An ordinance that would take big steps towards decriminalizing marijuana in Stevens Point will be proposed on Monday, Nov. 13.
The ordinance would lower the penalty for first time possession of less than five grams of marijuana or marijuana paraphernalia from $100 to $5.
This change comes after the first offense penalty was already lowered from $300 to $100.
Neither the city’s current ordinance nor the proposed update address the penalty for the second possession of marijuana, meaning that the person would be subjected to state law to determine the penalty.
Currently second possession of marijuana is a felony. However, the city district attorney can always decline to prosecute.
The proposed ordinance will go before the Public Protection Committee next Monday.

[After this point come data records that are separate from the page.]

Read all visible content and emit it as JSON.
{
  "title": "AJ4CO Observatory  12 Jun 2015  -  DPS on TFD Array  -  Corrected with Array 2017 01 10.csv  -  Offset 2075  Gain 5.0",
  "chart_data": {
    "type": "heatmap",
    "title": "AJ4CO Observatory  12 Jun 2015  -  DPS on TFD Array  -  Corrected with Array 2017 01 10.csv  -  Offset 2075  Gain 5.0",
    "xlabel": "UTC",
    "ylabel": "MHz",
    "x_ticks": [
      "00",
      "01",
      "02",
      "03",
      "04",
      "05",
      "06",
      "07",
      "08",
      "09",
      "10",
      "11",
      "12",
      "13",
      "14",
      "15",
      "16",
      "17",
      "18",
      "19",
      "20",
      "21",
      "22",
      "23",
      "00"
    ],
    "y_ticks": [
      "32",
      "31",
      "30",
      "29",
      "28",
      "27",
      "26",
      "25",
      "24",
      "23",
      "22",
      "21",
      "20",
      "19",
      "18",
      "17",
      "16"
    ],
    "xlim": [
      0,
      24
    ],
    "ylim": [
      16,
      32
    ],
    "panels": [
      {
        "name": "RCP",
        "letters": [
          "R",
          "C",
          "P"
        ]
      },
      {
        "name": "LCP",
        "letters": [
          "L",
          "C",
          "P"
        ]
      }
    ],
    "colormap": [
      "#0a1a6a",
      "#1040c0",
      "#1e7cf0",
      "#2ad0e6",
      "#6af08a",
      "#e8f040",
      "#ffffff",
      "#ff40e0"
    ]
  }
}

If the committee passes the ordinance, it will go before the city council meeting on Nov. 20. If the committee does not pass the ordinance, their decision can be challenged at the council meeting.
Local activist Ben Kollock and Mary McComb, district 9 Alderperson, are the driving forces behind this change in ordinance.
“I don’t know if the effect is going to be very great. Our police are too busy looking for serious stuff to be concerned about marijuana.” McComb said. “It definitely puts us in line with the other municipalities and states even that are decriminalizing it. It puts the law as written in line with the law as its being enforced.”
However, even if the change in ordinance were to go through, students are still subjected to university policy on marijuana use and possession.
Under UWS 18.09(3)(a) possession of marijuana on university property results fine $389.50.
Maddy Ertman, senior psychology major, said, “To me it doesn’t matter either way, but I feel like more people do that one recreationally, especially around here, more than most other drugs.”
McComb pointed out that Stevens Point isn’t the only city in Wisconsin taking the decriminalization of marijuana into its own hands. Toledo, Madison and Monona have already taken substantial steps towards marijuana decriminalization.
Olivia De Valk